- _WORK INSTRUCTIONS_
Would you return each entry exactly as written, omitting any pictures?

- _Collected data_
◆ ◆ ◆ ◆ ◆ ◆ ◆

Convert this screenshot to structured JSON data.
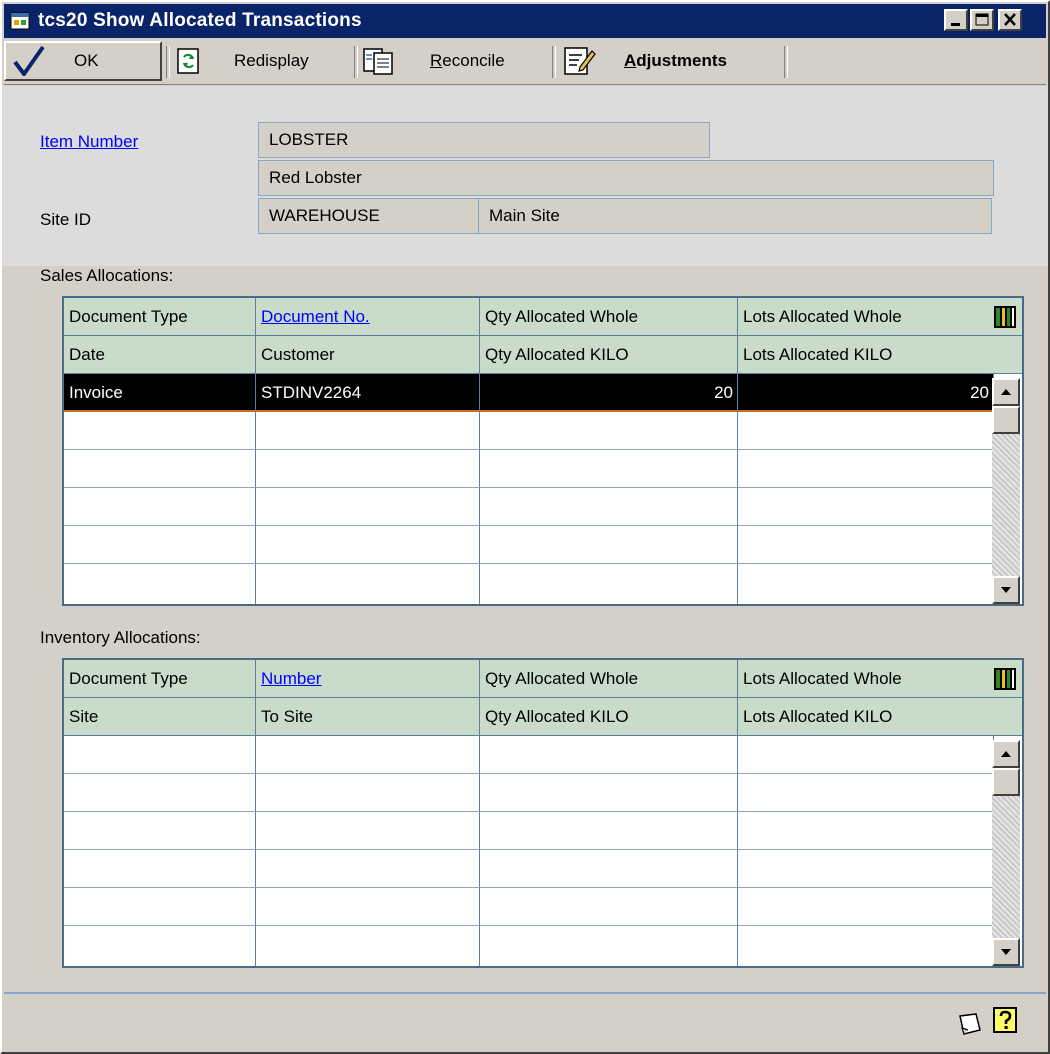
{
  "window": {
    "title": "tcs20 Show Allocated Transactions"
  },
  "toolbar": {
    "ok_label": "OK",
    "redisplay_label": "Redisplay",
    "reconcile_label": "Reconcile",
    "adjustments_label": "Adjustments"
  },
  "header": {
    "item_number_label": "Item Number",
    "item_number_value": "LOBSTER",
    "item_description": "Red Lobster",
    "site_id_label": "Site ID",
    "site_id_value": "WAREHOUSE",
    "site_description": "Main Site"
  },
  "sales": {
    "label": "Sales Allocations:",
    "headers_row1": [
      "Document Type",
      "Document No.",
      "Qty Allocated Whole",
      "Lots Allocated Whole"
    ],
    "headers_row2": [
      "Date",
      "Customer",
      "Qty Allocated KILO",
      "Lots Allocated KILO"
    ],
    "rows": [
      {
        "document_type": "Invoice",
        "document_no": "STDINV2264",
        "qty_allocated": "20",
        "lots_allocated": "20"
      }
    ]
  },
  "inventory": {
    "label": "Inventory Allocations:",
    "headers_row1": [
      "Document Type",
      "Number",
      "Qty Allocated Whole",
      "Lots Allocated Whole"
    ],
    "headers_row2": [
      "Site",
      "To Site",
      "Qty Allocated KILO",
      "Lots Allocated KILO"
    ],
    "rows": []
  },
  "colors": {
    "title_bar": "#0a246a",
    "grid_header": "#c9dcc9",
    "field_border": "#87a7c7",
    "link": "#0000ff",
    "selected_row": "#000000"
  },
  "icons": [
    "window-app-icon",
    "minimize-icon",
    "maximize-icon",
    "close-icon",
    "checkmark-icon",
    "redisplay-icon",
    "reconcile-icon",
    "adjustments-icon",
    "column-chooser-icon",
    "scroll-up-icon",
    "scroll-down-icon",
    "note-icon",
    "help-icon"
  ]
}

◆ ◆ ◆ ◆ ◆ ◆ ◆

- _OUTPUT OF THE EXERCISE_
Convert this screenshot to structured JSON data.
{
  "window": {
    "title": "tcs20 Show Allocated Transactions"
  },
  "toolbar": {
    "ok_label": "OK",
    "redisplay_label": "Redisplay",
    "reconcile_label": "Reconcile",
    "adjustments_label": "Adjustments"
  },
  "header": {
    "item_number_label": "Item Number",
    "item_number_value": "LOBSTER",
    "item_description": "Red Lobster",
    "site_id_label": "Site ID",
    "site_id_value": "WAREHOUSE",
    "site_description": "Main Site"
  },
  "sales": {
    "label": "Sales Allocations:",
    "headers_row1": [
      "Document Type",
      "Document No.",
      "Qty Allocated Whole",
      "Lots Allocated Whole"
    ],
    "headers_row2": [
      "Date",
      "Customer",
      "Qty Allocated KILO",
      "Lots Allocated KILO"
    ],
    "rows": [
      {
        "document_type": "Invoice",
        "document_no": "STDINV2264",
        "qty_allocated": "20",
        "lots_allocated": "20"
      }
    ]
  },
  "inventory": {
    "label": "Inventory Allocations:",
    "headers_row1": [
      "Document Type",
      "Number",
      "Qty Allocated Whole",
      "Lots Allocated Whole"
    ],
    "headers_row2": [
      "Site",
      "To Site",
      "Qty Allocated KILO",
      "Lots Allocated KILO"
    ],
    "rows": []
  },
  "colors": {
    "title_bar": "#0a246a",
    "grid_header": "#c9dcc9",
    "field_border": "#87a7c7",
    "link": "#0000ff",
    "selected_row": "#000000"
  },
  "icons": [
    "window-app-icon",
    "minimize-icon",
    "maximize-icon",
    "close-icon",
    "checkmark-icon",
    "redisplay-icon",
    "reconcile-icon",
    "adjustments-icon",
    "column-chooser-icon",
    "scroll-up-icon",
    "scroll-down-icon",
    "note-icon",
    "help-icon"
  ]
}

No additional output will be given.